The guidebook clearly tells us that there's no gear on this first, easy pitch and there's a bolted belay at the end. Jenzing lead off without reading this information - so up and up she scrambled, but very slowly! She found one or two bits of gear, but nothing terribly comforting, and always looking for more but of course not finding anything. When she thought she'd gone far enough, to a little corner with a few fissures, she set up a pretty awful trad anchor. Nevertheless, Mark came up without a hitch and fixed it up - and only then we saw the bolted belay, right there only a few metres away! Jenzing's confidence went from slightly shaky to completely shattered, and there was no ice-cream to cheer her up, so with a mere 14 pitches to go it was decided that really Mark should do all the leading from then on.

Mark then got a little lost on the next pitch, being lured too far to the right by an old piton and consequently taking a much harder and less-protectable line. We'd been slow to get started in the morning, slow on the walk in and now slow on the first two pitches. Hmm!

Fifteen pitches for 350 metres of climbing suggests to us that it's going to weave back and forth, so drag will be an issue - or if not, you can link pitches. Thankfully with double ropes, the latter was the case, so soon we were moving properly and setting a respectable pace, and were far above the ground below. Although we still had many change-overs at belays, they became smoother and more efficient. Oh, and we started checking the guidebook frequently to avoid any more route-finding errors!

True to it's name, most of the climbing was on slabs, following the easiest line up the face and arrete on the right-hand side of the buttress. Generally it was straightforward stuff on fairly good rock, and tricky bits could be "French-free'd", in the interests of expediency if necessary. It was just good fun and lots of it - lots of pitches of climbing on sun-warmed rock and a brilliant view across to the Lacs Noir, and then up to Mont Blanc shining on the other side of the Chamonix valley.

The route was listed as "partly protected", and we'd bought a bunch of nuts and a few friends along. There was the odd bolt, in places where it would have otherwise been hard to naturally protect, many old pitons of all shapes and sizes bashed in along the cracks, and the belays were almost always two bolts joined by tat or a piton/bolt combo.

Jenzing did eventually lead another couple of pitches, and we swung leads up some easy ground at the top. The climb increasingly became a scramble, and the rock did get softer and more likely to fall. We think we may have popped off route here as well, taking the dreaded early exit from the chimmney that is warned against in the book, but no harm came of it (as long as you're prepared to build a trad anchor!).

This was the view from the top:

Sunset. Ahhh. So pretty.

It also means you walk down in the dark. In this case, it means you walk down slippery, ice-and-snow-covered rocks that are balancing on a narrow ridge with a dramatic drop-off on either side. We had headtorches and the moon rose, and we stayed roped up and moved together, scrambling slowly and carefully, but we were tired, it was dark and the terrain was not as easy as we'd hoped.

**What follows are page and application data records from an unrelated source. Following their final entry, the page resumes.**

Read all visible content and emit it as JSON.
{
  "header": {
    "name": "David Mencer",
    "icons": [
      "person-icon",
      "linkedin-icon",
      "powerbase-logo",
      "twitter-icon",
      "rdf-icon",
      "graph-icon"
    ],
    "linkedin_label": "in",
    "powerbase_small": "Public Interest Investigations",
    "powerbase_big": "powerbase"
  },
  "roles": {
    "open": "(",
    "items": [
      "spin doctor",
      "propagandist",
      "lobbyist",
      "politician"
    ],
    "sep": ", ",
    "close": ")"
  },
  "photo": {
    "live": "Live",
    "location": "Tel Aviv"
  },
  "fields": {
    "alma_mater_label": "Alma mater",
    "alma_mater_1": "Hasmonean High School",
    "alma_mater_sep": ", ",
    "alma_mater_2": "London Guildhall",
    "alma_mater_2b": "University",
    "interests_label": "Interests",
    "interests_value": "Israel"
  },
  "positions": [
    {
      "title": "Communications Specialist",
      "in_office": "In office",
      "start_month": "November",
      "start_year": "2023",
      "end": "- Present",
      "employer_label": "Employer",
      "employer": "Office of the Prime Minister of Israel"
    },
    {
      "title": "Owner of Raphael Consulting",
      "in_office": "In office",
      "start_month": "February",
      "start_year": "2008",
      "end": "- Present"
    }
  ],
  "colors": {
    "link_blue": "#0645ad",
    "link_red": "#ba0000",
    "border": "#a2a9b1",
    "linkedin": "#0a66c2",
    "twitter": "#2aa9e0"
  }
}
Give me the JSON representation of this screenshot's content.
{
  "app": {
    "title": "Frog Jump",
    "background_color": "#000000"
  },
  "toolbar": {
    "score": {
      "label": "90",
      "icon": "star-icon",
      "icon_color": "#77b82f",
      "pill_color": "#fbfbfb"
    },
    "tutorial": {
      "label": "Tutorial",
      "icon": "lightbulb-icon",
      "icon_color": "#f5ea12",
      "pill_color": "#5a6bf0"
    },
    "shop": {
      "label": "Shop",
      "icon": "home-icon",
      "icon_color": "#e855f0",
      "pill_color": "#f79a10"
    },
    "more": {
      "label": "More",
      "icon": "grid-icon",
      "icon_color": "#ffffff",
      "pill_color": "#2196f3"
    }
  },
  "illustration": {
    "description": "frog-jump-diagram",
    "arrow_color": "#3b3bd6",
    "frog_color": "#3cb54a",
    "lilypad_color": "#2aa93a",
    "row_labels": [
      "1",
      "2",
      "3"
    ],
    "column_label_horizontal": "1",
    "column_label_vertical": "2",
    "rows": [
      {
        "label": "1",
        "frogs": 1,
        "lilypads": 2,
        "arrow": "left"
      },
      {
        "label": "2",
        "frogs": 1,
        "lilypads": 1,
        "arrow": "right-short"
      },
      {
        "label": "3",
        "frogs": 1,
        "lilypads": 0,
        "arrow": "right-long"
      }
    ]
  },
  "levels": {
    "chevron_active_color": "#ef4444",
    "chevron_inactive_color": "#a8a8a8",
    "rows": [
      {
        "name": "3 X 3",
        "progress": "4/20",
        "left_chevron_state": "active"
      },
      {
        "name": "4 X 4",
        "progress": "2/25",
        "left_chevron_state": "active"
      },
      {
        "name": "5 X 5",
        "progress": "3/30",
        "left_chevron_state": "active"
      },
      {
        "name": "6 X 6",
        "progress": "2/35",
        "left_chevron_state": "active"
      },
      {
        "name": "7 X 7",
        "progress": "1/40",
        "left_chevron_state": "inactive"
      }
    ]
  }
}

It felt pretty great to finally see the bivvy spot, pop the tent up and fall asleep.


  1. What a great adventure, trust the Brits to go off route... a high mountain bivvy must have been amazing.

  2. Well, the bivvy wasn't too high - only about 2600 or so. But good to stay and sleep at that altitude before heading higher!

    One day I'll get the report about what we did on the other side of the valley out ... :)